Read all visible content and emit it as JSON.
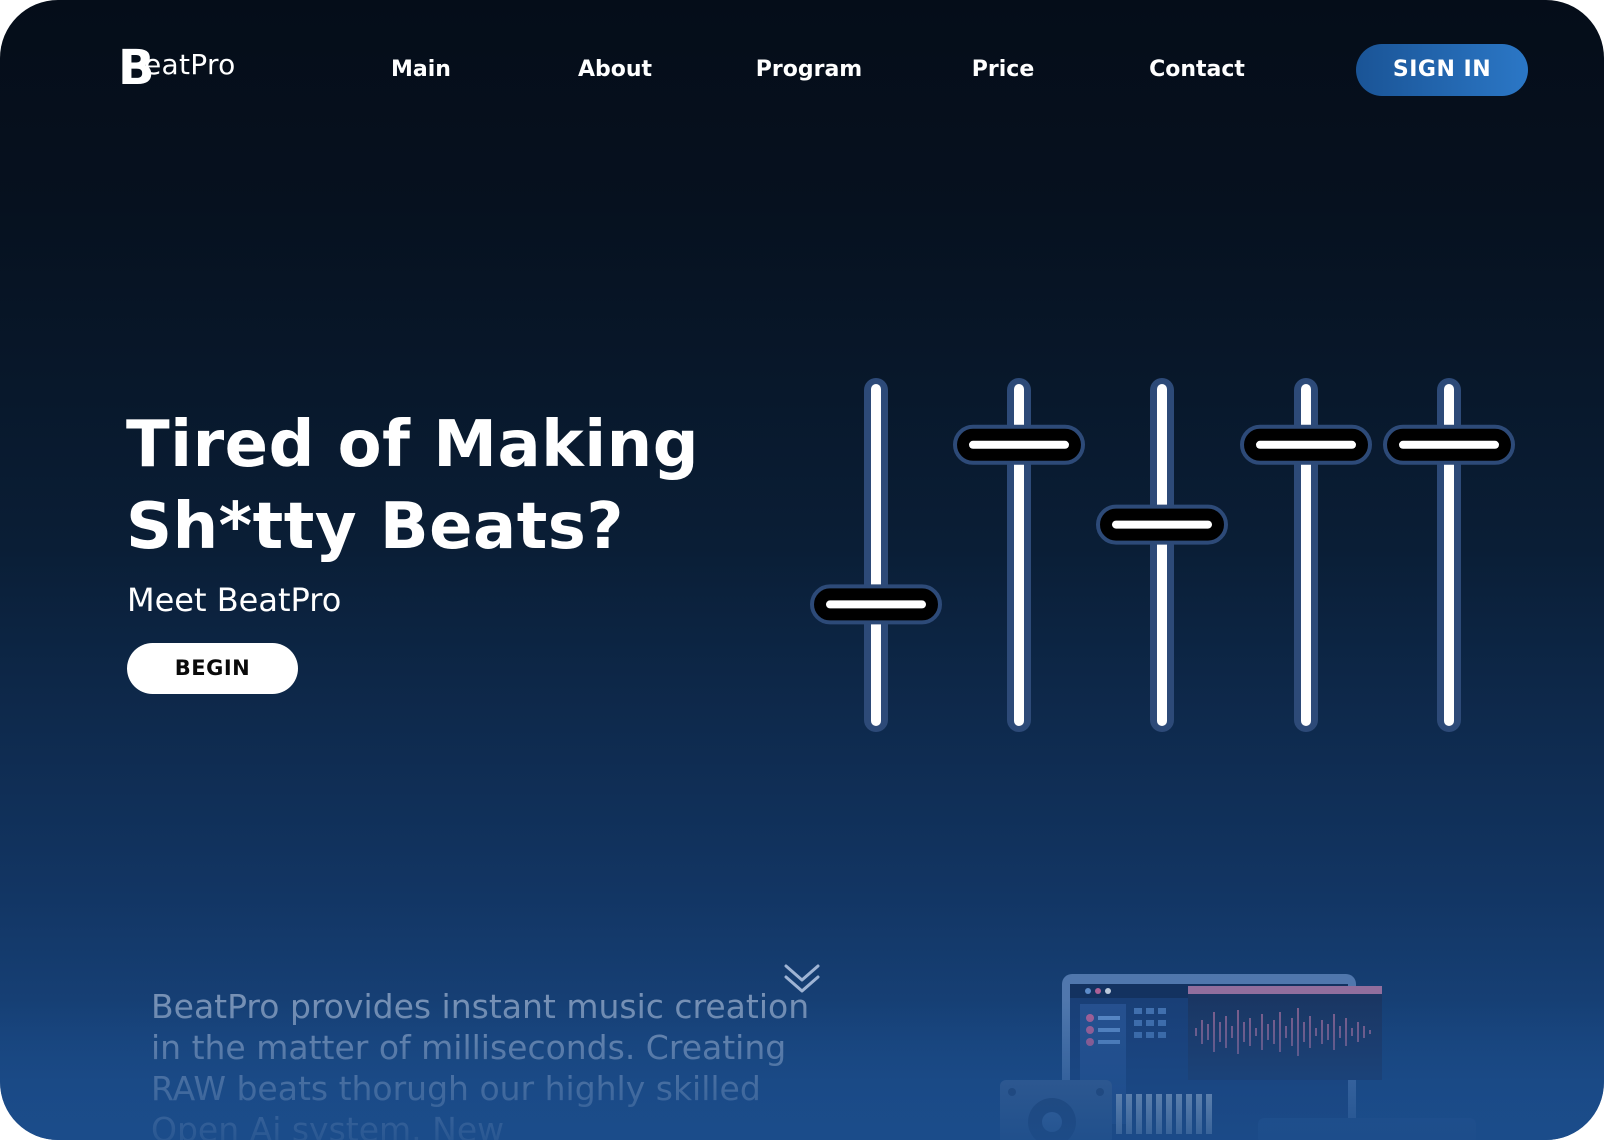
{
  "header": {
    "logo": {
      "initial": "B",
      "rest": "eatPro"
    },
    "nav": [
      {
        "label": "Main"
      },
      {
        "label": "About"
      },
      {
        "label": "Program"
      },
      {
        "label": "Price"
      },
      {
        "label": "Contact"
      }
    ],
    "sign_in_label": "SIGN IN"
  },
  "hero": {
    "headline_line1": "Tired of Making",
    "headline_line2": "Sh*tty Beats?",
    "subheadline": "Meet BeatPro",
    "cta_label": "BEGIN"
  },
  "mixer": {
    "fader_levels": [
      0.2,
      0.9,
      0.55,
      0.9,
      0.9
    ]
  },
  "scroll_hint_icon": "double-chevron-down-icon",
  "about": {
    "description": "BeatPro provides instant music creation in the matter of milliseconds. Creating RAW beats thorugh our highly skilled Open Ai system. New"
  },
  "illustration": {
    "icon": "laptop-daw-illustration"
  },
  "colors": {
    "accent": "#2b77c6",
    "background_top": "#050d19",
    "background_bottom": "#1b4c8a",
    "fader_track": "#2d4a78",
    "fader_cap": "#000000"
  }
}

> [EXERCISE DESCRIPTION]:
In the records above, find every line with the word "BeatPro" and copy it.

> [YOUR SOLUTION]:
    "subheadline": "Meet BeatPro",
    "description": "BeatPro provides instant music creation in the matter of milliseconds. Creating RAW beats thorugh our highly skilled Open Ai system. New"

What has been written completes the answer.